A 5th District judge has ruled that Hailey’s cellphone ordinance is not in conflict with state law and is therefore valid, reversing a decision made by a 5th District magistrate judge in October.
The Magistrate Court decision led to Hailey’s prosecuting attorney, Rick Allington, appealing the decision to District Court, where oral arguments were heard on June 18.
The case resulted from an incident in March 2018 in Hailey, when a Hailey woman was pulled over within city limits for talking on her cellphone, an infraction. The woman was then charged with misdemeanor driving without privileges when police discovered she did not have a valid driver’s license.

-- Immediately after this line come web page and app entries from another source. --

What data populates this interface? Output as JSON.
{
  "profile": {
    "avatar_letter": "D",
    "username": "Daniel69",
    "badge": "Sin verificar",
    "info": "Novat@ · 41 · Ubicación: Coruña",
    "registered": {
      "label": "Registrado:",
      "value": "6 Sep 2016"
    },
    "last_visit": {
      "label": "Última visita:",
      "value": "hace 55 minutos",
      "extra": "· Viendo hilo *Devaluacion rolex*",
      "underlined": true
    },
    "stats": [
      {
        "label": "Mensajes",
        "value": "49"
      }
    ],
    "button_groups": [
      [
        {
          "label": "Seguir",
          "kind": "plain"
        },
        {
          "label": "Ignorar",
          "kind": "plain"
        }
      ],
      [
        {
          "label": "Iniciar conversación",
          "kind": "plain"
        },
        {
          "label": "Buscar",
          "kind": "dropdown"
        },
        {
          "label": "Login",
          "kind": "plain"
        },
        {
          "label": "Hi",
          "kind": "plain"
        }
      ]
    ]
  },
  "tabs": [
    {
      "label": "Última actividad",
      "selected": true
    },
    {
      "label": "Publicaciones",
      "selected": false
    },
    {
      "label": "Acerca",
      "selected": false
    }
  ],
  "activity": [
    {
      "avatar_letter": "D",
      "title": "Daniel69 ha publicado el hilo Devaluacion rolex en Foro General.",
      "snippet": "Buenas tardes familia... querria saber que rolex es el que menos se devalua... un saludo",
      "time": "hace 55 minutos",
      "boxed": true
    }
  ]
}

Idaho recognized distracted driving in 2012 when the Legislature passed a bill prohibiting texting while driving. Since then, a handful of cities in the state, including Hailey, have created local ordinances that not only ban texting while driving but also any use—which would include talking—of handheld electronic devices while driving.
In the last legislative session, Sen. Jim Rice, R-Caldwell, introduced a bill to ban the use of handheld mobile devices while driving statewide, but it died in the Senate.
The defendant’s attorney, Doug Nelson, argued in Magistrate Court that the city ordinance prohibiting talking while driving was invalid because state law does not include such a prohibition on its list of additional restrictions that cities are authorized to enact. Nelson contended that as a result, the ordinance was invalid and his client was stopped without reasonable suspicion or probable cause to believe she was driving contrary to the law.
Fifth District Magistrate Judge Daniel Dolan accepted that argument and granted a motion to suppress evidence on Oct. 16. Following the hearing, Allington said he believed the case could go all the way to the Idaho Supreme Court.
In an 11-page memorandum filed July 18—exactly one month after oral arguments were heard in District Court—5th District Judge Jonathan Brody reversed the Magistrate Court decision, finding that Idaho law authorizes cities to enact additional restrictions beyond those set by the state, and does not preclude the kind of restriction placed on driving by the Hailey ordinance.
He stated that the Hailey ordinance would be invalid only if it were in direct conflict with a state statute. He concluded that the state law prohibiting texting does not regulate the same subject matter as does the Hailey ordinance.
Brody noted that state law precludes a city from prohibiting hand use of an electronic device merely to turn it on or off.
“However, this does not affect the outcome for the defendant here,” he ruled, because the woman was seen with the phone to her ear, directly defying the Hailey ordinance.
Brody’s remanded the case back to Magistrate Court “for proceedings consistent with this finding.”
Neither Allington nor Nelson were available for comment by deadline Thursday.